Author: Scott Sittig, MHI, RHIA (2017)

Primary advisor: Amy Franklin, PhD

Committee members: Sahiti Myneni, PhD, MSE, Sriram Iyengar, PhD, Jing Wang, PhD, MPH, RN

PhD thesis, The University of Texas School of Health Information Sciences at Houston.


Recent changes in health information technology have dramatically altered the face, delivery, and management of healthcare particularly as it relates to mHealth. With increases in smart phone ownership, mHealth potentially has the ability to provide far-reaching transformation of chronic disease management particularly when aligned with behavioral change theories and persuasive technology. MHealth applications have an advantage over computers and various print communications as the consumer can engage with the application at any time and at any location. The Interactive Health Communication Application (IHCA) states that by combining support mechanisms such as behavior change theories into electronic devices as a method to transmit or receive health information can potentially lead to changes in knowledge, motivation and self-efficacy. Adding constructs of the Fogg Behavior Model, Social Cognitive Theory and Persuasive Technology to the IHCA framework can create an engaged persuasive system leading to improvements in self-efficacy, self-management and knowledge. The hypotheses for our study are 1) participants will demonstrate improved scores on self-efficacy, knowledge and self-management following the intervention period, 2) participants will be more engaged in the usage of capABILITY following behavioral triggers, and 3) participants who receive spark triggers involving motivation will engage in the utilization of capABILITY faster than those who receive facilitator triggers.
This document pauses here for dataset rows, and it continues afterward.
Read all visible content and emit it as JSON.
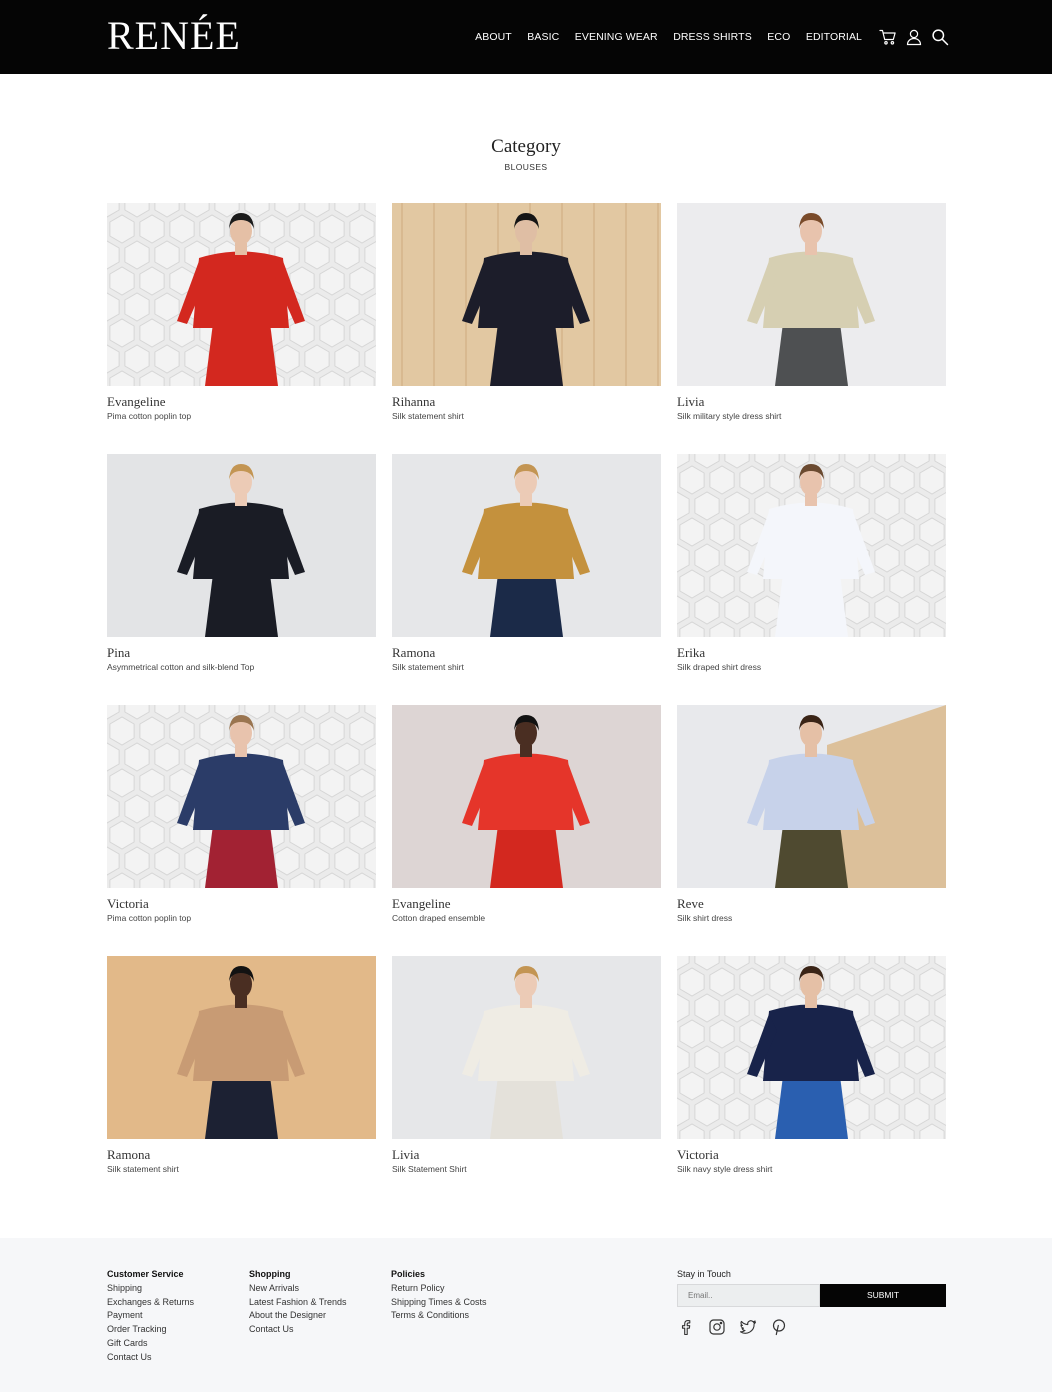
{
  "brand": {
    "logo": "RENÉE"
  },
  "nav": {
    "items": [
      "ABOUT",
      "BASIC",
      "EVENING WEAR",
      "DRESS SHIRTS",
      "ECO",
      "EDITORIAL"
    ],
    "icons": [
      "cart-icon",
      "user-icon",
      "search-icon"
    ]
  },
  "category": {
    "title": "Category",
    "subtitle": "BLOUSES"
  },
  "products": [
    {
      "name": "Evangeline",
      "desc": "Pima cotton poplin top",
      "bg": "#ebebeb",
      "pattern": "hex",
      "top": "#d3281f",
      "bottom": "#d3281f",
      "skin": "#e5c0a6",
      "hair": "#1b1b1b"
    },
    {
      "name": "Rihanna",
      "desc": "Silk statement shirt",
      "bg": "#e2c8a2",
      "pattern": "wood",
      "top": "#1c1d2a",
      "bottom": "#1c1d2a",
      "skin": "#dfbea4",
      "hair": "#151515"
    },
    {
      "name": "Livia",
      "desc": "Silk military style dress shirt",
      "bg": "#ececee",
      "pattern": "none",
      "top": "#d6cfb2",
      "bottom": "#4e5052",
      "skin": "#e8c3ad",
      "hair": "#7a4b2a"
    },
    {
      "name": "Pina",
      "desc": "Asymmetrical cotton and silk-blend Top",
      "bg": "#e3e4e6",
      "pattern": "none",
      "top": "#1a1c25",
      "bottom": "#1a1c25",
      "skin": "#eccbb6",
      "hair": "#c39553"
    },
    {
      "name": "Ramona",
      "desc": "Silk statement shirt",
      "bg": "#e6e7e9",
      "pattern": "none",
      "top": "#c4913d",
      "bottom": "#1b2a48",
      "skin": "#eccbb6",
      "hair": "#c39553"
    },
    {
      "name": "Erika",
      "desc": "Silk draped shirt dress",
      "bg": "#ebebeb",
      "pattern": "hex",
      "top": "#f4f6fb",
      "bottom": "#f4f6fb",
      "skin": "#e8c3ad",
      "hair": "#6b4a30"
    },
    {
      "name": "Victoria",
      "desc": "Pima cotton poplin top",
      "bg": "#ebebeb",
      "pattern": "hex",
      "top": "#2b3c68",
      "bottom": "#a22233",
      "skin": "#e8c3ad",
      "hair": "#9a7550"
    },
    {
      "name": "Evangeline",
      "desc": "Cotton draped ensemble",
      "bg": "#ddd5d4",
      "pattern": "none",
      "top": "#e5352a",
      "bottom": "#d3281f",
      "skin": "#4a2e22",
      "hair": "#121212"
    },
    {
      "name": "Reve",
      "desc": "Silk shirt dress",
      "bg": "#e8e9ec",
      "pattern": "woodright",
      "top": "#c7d2ea",
      "bottom": "#4f4a30",
      "skin": "#e5c0a6",
      "hair": "#3a2416"
    },
    {
      "name": "Ramona",
      "desc": "Silk statement shirt",
      "bg": "#e2b989",
      "pattern": "none",
      "top": "#c89b74",
      "bottom": "#1c2133",
      "skin": "#4a2e22",
      "hair": "#121212"
    },
    {
      "name": "Livia",
      "desc": "Silk Statement Shirt",
      "bg": "#e6e7e9",
      "pattern": "none",
      "top": "#efece4",
      "bottom": "#e4e1da",
      "skin": "#eccbb6",
      "hair": "#c39553"
    },
    {
      "name": "Victoria",
      "desc": "Silk navy style dress shirt",
      "bg": "#ebebeb",
      "pattern": "hex",
      "top": "#18234a",
      "bottom": "#2a5fb0",
      "skin": "#e5c0a6",
      "hair": "#3a2416"
    }
  ],
  "footer": {
    "customer_service": {
      "title": "Customer Service",
      "links": [
        "Shipping",
        "Exchanges & Returns",
        "Payment",
        "Order Tracking",
        "Gift Cards",
        "Contact Us"
      ]
    },
    "shopping": {
      "title": "Shopping",
      "links": [
        "New Arrivals",
        "Latest Fashion & Trends",
        "About the Designer",
        "Contact Us"
      ]
    },
    "policies": {
      "title": "Policies",
      "links": [
        "Return Policy",
        "Shipping Times & Costs",
        "Terms & Conditions"
      ]
    },
    "newsletter": {
      "title": "Stay in Touch",
      "placeholder": "Email..",
      "submit": "SUBMIT"
    },
    "social": [
      "facebook-icon",
      "instagram-icon",
      "twitter-icon",
      "pinterest-icon"
    ]
  }
}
The results of this study provide important findings for 1) mHealth system design utilizing IHCA with new constructs for chronic disease management, 2) design and develop of persuasive spark and facilitator trigger messages, and 3) understanding of user engagement when behavioral (spark and facilitator) trigger messages are utilized. The findings of the study revealed that self-efficacy, self-management, and knowledge did improve post intervention. In addition, the study showed that spark triggers continually cued participants to engage with capABILITY quicker than facilitator triggers.